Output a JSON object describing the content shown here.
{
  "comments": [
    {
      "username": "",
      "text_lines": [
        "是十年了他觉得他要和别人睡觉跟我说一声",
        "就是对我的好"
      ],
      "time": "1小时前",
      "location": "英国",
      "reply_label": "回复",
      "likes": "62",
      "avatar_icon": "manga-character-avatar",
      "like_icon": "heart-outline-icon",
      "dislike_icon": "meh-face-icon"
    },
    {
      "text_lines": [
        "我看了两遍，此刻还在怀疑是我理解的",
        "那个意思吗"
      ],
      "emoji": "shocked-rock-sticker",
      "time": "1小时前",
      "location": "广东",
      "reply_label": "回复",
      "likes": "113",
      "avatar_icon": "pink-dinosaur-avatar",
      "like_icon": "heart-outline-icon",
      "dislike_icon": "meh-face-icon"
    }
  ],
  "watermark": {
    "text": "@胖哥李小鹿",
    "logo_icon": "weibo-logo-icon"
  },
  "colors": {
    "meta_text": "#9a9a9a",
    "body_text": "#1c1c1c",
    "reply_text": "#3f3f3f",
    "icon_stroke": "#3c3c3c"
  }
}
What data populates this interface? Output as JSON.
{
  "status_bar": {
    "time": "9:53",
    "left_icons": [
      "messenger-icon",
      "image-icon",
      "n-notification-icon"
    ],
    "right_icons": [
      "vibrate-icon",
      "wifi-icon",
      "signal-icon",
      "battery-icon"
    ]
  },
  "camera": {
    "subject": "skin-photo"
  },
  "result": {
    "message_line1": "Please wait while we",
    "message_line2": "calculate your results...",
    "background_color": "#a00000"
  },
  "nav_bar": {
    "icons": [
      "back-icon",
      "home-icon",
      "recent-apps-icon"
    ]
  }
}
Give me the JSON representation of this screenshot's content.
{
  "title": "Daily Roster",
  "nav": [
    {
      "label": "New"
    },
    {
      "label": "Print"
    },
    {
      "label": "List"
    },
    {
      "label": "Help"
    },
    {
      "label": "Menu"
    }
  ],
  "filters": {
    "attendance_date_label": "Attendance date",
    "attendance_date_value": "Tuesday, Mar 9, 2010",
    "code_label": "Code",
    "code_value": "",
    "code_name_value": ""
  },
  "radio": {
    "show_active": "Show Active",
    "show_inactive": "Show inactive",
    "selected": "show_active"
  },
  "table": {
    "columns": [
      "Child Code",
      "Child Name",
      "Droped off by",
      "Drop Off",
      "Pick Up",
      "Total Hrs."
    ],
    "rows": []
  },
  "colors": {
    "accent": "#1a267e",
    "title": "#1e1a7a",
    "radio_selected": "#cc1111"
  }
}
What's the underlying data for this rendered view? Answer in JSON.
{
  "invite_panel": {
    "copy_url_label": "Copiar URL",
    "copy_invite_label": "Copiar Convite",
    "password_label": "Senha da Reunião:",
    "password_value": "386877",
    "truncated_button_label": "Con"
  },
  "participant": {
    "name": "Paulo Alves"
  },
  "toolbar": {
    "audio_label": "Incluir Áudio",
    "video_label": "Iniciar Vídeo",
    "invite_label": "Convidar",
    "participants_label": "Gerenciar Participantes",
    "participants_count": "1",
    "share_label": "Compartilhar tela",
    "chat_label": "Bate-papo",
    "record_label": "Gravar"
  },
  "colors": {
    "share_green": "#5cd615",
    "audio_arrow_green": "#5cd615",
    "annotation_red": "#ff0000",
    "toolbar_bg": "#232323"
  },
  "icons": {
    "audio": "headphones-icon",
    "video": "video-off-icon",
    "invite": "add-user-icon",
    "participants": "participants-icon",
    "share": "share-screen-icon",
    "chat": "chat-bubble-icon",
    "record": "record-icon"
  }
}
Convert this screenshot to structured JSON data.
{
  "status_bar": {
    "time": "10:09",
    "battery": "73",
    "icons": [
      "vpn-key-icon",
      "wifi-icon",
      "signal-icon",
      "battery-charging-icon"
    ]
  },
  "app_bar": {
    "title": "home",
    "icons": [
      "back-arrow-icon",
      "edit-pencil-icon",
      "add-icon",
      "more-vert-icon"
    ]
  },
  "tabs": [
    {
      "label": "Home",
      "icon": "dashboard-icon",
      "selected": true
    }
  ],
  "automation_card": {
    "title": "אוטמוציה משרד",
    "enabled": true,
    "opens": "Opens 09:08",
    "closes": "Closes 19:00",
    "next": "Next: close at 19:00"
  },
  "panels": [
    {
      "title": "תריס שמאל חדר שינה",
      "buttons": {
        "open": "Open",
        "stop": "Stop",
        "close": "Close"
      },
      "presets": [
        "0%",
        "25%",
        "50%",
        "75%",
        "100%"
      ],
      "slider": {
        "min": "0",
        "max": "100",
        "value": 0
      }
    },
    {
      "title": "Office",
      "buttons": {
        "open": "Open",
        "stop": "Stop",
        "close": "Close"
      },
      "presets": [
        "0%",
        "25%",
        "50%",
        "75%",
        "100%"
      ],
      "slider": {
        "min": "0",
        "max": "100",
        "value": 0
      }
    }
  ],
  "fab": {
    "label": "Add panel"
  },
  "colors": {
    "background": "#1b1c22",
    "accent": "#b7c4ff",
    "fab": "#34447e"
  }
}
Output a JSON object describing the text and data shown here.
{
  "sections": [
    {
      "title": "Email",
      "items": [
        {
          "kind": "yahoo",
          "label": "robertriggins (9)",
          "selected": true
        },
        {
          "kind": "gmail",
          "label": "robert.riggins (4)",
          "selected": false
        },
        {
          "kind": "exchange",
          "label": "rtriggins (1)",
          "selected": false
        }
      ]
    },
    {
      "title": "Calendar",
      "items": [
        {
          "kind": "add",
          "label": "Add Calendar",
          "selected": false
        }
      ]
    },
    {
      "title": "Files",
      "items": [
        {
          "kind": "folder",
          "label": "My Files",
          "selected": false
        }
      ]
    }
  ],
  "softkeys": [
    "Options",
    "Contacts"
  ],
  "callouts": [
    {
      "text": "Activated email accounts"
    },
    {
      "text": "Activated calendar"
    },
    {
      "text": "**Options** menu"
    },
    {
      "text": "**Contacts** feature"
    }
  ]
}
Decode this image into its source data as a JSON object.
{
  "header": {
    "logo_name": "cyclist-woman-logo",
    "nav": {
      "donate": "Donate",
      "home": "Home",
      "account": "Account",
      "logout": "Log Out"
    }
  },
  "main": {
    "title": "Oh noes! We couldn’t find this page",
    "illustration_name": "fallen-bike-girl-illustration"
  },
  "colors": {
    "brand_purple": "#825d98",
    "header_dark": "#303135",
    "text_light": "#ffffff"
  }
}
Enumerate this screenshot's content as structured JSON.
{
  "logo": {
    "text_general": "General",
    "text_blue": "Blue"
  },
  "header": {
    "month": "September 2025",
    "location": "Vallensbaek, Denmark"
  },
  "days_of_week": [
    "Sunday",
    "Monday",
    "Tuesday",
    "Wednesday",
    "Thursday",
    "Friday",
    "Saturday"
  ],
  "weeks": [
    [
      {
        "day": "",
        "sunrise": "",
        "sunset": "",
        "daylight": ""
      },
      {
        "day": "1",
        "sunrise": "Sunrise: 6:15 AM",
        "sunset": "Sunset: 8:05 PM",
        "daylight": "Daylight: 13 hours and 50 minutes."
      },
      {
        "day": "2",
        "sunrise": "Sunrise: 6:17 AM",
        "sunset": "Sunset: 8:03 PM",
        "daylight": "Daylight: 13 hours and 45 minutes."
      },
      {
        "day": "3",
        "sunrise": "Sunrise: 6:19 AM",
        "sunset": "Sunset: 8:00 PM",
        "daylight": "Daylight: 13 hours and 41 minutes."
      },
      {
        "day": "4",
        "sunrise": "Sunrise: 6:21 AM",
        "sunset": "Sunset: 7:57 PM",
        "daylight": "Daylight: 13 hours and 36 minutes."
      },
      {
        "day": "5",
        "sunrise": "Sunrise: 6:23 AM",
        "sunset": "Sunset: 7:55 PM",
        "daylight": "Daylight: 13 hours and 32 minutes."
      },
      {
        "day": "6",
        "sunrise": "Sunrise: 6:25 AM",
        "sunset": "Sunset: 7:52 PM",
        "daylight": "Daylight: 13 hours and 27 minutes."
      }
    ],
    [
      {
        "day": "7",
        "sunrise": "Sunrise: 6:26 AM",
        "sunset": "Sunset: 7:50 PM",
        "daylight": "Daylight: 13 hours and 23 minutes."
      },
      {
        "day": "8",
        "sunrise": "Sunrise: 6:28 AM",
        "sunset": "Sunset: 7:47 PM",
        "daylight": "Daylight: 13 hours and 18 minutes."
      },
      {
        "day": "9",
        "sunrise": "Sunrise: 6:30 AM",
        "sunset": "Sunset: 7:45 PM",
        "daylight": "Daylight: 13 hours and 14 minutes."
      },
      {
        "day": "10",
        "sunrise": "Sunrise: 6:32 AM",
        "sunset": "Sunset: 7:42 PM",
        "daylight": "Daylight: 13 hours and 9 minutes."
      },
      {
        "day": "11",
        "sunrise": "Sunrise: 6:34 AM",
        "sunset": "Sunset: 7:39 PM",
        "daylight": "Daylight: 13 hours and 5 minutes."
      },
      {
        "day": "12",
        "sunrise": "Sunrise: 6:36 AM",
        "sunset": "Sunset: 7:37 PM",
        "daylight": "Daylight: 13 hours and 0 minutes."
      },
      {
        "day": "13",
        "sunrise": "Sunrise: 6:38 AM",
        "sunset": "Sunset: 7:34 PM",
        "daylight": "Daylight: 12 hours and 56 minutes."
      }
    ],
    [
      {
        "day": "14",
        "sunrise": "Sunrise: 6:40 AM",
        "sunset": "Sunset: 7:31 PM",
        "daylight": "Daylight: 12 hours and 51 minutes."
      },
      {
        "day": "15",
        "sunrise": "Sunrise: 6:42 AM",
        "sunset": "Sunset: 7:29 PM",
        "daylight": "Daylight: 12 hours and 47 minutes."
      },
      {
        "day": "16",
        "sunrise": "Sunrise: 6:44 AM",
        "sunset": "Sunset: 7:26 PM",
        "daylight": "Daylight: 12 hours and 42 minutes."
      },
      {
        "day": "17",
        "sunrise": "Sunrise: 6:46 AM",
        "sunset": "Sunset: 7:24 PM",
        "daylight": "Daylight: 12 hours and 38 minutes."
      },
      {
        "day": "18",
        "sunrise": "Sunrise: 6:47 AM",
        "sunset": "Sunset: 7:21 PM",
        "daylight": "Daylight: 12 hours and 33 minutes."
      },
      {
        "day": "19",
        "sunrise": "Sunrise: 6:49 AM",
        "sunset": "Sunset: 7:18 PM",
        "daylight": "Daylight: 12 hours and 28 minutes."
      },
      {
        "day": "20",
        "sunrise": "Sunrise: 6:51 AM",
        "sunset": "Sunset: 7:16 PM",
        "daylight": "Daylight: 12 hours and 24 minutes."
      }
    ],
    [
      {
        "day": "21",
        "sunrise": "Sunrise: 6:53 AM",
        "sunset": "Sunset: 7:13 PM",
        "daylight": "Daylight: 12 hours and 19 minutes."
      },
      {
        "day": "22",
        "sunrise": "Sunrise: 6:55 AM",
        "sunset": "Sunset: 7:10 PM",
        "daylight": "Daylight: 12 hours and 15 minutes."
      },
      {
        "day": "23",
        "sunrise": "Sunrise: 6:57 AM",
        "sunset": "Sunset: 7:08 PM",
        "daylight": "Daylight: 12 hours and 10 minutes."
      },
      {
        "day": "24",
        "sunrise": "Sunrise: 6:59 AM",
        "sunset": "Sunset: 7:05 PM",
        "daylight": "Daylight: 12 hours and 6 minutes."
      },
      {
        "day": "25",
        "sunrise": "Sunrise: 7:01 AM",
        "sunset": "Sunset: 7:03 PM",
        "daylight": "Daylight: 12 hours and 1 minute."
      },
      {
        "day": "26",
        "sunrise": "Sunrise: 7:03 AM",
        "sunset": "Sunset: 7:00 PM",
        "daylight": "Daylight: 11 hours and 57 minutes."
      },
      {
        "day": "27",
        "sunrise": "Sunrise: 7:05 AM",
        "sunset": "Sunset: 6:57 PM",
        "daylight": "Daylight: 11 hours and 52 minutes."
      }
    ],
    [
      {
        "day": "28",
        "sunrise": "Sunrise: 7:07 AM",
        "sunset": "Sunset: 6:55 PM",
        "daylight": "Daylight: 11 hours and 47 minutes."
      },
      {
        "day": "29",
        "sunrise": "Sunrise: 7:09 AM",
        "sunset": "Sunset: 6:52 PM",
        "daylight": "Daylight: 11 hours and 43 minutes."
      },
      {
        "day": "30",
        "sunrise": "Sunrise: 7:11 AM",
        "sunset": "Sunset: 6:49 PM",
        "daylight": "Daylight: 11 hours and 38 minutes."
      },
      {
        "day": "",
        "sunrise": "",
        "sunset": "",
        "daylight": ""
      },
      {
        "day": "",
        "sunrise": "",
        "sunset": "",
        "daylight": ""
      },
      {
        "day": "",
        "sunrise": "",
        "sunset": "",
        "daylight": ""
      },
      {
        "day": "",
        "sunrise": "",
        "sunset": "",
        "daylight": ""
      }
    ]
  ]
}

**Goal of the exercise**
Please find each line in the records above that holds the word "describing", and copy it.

**Written solution**
Output a JSON object describing the content shown here.
Output a JSON object describing the text and data shown here.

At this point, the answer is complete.